The black firefighters association held a press conference in front of City Hall earlier today, calling for a zero-tolerance policy for any symbols of racial hatred for all city departments. Jordan said that he talked to Judge Ed Emmett about the noose, and Emmett told him that if it happened on Harris County property, the employee would be fired.
"Don't blame us," Jordan said. "We didn't bring the noose to the station."

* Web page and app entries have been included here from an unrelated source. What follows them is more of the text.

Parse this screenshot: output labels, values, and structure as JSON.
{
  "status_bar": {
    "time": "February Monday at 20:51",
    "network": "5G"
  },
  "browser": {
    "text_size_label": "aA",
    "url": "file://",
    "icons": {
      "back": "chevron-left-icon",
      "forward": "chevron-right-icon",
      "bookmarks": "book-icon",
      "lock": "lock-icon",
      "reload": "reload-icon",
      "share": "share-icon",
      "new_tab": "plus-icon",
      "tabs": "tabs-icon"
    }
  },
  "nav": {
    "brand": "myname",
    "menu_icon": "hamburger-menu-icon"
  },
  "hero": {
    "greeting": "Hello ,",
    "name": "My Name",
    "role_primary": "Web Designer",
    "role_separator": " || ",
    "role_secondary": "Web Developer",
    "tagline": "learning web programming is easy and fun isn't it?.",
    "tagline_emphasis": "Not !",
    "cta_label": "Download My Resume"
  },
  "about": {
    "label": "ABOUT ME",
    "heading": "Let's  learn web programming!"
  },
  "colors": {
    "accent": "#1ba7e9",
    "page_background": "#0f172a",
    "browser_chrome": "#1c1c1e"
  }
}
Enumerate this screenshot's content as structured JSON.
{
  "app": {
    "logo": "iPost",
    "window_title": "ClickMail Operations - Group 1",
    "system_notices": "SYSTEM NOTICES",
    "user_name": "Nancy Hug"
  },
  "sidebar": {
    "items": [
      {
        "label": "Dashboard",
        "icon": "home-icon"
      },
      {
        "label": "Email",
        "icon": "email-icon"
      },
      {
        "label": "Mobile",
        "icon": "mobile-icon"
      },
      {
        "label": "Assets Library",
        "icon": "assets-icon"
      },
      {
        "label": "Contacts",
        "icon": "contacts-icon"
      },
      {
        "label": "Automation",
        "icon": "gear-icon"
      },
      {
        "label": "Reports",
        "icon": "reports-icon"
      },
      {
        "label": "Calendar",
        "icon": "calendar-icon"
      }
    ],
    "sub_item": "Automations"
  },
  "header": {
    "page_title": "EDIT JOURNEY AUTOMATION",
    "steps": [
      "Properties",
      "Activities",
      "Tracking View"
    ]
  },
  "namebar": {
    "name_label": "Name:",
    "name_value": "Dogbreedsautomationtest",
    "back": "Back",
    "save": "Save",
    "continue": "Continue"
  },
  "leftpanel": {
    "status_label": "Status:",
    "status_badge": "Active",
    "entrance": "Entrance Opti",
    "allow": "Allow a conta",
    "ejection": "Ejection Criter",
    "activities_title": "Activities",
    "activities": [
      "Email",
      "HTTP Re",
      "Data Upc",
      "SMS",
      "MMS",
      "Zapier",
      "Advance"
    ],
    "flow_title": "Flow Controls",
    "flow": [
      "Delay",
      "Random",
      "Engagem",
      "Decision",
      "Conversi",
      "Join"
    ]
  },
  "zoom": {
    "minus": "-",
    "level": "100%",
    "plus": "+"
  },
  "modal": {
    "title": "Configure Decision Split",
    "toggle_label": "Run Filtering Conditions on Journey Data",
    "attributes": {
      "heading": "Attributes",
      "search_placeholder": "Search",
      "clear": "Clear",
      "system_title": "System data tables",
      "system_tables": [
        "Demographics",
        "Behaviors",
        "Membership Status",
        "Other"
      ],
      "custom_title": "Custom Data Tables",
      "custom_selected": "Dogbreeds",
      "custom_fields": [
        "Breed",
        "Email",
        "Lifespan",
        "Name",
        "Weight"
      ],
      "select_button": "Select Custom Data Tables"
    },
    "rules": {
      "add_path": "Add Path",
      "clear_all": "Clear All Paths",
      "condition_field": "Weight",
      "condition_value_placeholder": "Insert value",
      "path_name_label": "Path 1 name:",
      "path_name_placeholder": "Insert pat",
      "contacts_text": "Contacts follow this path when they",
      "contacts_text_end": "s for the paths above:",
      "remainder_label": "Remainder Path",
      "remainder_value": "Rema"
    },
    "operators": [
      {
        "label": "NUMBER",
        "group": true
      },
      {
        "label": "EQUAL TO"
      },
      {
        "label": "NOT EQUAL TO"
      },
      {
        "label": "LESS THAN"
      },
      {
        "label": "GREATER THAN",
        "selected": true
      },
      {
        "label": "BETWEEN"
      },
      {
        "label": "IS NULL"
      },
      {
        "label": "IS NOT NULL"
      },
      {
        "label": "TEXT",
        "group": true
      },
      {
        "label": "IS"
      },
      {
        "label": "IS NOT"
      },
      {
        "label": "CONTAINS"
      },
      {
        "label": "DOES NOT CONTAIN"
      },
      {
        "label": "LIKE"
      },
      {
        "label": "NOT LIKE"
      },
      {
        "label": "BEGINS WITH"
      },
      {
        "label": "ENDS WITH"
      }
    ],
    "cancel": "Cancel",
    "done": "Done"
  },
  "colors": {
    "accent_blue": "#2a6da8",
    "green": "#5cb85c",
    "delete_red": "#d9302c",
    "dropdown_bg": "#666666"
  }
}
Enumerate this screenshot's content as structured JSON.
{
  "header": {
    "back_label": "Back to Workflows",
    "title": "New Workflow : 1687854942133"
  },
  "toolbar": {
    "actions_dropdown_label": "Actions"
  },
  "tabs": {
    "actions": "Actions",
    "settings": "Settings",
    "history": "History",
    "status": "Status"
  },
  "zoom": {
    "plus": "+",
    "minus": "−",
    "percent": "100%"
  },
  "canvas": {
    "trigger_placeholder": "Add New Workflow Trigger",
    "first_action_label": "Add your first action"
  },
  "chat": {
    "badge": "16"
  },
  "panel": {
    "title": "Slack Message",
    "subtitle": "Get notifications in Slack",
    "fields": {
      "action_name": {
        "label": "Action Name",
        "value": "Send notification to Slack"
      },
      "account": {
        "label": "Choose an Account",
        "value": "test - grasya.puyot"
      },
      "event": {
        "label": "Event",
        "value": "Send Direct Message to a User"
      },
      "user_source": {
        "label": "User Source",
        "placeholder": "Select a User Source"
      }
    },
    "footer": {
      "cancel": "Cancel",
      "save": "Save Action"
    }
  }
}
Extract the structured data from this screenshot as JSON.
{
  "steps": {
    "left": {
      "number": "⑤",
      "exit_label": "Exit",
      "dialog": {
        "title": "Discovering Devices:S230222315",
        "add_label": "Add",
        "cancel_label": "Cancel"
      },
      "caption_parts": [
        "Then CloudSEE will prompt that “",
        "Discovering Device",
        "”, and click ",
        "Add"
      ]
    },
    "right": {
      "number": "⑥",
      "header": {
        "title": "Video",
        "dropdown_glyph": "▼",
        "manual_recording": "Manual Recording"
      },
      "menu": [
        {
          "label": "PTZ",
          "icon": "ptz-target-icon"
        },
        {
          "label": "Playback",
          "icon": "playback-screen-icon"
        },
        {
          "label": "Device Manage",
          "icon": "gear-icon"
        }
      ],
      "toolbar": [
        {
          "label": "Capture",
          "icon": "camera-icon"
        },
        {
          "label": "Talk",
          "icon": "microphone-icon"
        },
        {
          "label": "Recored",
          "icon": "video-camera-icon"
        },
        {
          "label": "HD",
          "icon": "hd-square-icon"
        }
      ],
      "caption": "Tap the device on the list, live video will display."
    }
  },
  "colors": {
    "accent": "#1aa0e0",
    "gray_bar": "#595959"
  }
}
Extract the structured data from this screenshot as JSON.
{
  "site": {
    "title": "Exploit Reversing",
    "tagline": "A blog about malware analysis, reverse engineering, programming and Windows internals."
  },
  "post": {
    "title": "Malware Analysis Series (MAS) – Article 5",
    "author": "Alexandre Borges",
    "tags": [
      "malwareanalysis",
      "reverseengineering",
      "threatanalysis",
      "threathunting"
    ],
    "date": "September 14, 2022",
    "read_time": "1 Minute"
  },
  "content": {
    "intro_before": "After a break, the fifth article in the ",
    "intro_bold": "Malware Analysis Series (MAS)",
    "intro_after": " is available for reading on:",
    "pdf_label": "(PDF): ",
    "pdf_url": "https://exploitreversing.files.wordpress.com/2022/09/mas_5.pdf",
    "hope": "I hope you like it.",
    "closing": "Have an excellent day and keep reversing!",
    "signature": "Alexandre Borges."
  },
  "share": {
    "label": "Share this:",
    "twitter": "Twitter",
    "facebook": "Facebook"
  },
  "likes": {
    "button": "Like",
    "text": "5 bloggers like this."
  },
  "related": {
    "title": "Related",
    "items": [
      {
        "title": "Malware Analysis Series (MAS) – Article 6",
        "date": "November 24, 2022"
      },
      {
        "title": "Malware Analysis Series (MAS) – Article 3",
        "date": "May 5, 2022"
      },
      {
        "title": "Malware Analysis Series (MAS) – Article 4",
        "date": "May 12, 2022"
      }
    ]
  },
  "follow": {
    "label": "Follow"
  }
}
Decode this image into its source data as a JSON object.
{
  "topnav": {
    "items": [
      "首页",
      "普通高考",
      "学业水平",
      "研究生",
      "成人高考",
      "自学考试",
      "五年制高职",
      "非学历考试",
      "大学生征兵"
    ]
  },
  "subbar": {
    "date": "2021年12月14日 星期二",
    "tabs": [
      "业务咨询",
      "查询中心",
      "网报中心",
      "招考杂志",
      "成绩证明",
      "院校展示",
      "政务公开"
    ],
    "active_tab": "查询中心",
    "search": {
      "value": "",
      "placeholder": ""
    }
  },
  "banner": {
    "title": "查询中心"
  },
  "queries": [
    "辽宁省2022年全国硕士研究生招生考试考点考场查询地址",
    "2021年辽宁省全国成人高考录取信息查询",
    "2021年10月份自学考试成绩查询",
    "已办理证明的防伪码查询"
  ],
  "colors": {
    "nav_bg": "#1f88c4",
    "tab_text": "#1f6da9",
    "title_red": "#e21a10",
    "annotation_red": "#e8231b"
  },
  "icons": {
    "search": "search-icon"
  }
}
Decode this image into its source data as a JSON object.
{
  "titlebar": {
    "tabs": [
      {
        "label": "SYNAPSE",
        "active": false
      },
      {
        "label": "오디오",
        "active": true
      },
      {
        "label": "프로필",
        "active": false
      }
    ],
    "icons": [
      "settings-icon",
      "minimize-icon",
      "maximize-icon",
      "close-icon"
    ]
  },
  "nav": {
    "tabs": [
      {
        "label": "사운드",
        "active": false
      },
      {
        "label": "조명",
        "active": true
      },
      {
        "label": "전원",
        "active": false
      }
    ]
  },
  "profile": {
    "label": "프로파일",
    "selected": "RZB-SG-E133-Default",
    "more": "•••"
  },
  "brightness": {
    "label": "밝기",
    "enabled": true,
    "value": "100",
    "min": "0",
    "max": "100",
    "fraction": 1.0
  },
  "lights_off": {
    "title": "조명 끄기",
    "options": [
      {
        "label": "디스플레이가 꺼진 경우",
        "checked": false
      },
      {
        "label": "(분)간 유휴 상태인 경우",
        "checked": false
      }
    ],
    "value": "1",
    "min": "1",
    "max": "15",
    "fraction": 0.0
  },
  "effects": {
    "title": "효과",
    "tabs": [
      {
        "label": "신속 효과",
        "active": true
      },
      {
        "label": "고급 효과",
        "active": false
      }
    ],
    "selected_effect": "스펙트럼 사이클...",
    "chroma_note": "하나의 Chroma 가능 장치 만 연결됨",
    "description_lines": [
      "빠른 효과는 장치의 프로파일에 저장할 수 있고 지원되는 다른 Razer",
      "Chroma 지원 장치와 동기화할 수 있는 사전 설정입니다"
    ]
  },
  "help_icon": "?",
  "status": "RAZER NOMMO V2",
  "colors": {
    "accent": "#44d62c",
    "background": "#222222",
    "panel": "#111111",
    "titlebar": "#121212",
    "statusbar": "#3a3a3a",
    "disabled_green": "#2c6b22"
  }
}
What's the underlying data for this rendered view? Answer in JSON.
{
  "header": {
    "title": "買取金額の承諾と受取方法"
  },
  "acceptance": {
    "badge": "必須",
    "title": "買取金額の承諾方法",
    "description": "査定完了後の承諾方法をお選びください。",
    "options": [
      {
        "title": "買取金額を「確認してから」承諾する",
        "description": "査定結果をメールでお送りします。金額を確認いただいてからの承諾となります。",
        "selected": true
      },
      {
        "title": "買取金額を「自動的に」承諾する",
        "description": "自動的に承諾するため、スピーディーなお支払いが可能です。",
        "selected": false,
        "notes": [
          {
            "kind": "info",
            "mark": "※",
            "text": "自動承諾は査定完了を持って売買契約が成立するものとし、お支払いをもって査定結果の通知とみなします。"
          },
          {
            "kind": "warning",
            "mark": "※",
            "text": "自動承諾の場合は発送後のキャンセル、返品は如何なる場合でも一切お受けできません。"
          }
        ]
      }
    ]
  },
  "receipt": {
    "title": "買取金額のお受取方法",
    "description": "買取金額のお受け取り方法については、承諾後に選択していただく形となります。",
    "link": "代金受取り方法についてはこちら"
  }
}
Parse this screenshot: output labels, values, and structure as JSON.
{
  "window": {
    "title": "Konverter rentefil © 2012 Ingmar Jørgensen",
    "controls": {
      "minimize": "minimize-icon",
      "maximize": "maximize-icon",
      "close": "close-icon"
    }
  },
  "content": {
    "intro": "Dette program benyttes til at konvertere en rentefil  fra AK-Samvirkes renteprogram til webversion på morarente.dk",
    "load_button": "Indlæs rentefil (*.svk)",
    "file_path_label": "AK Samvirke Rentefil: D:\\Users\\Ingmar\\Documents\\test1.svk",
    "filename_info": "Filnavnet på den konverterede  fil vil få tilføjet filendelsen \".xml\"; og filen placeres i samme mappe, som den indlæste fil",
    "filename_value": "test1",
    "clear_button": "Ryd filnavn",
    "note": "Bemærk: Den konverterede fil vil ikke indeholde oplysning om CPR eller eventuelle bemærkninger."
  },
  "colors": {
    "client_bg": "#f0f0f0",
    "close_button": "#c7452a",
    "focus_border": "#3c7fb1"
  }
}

Update: The Houston Professional Fire Fighters union has issued its own statement, saying they "closely monitor and investigate all concerns about discrimination...The fact is, there's very little support among our nearly 4,000 members of all races for Captain Jordan's position or agreement with his portrayals of the Houston Fire Department. Our members generally prefer that Captain Jordan and his activist supporters avoid recklessly stereotyping the men and women" of the HPFFA and HFD.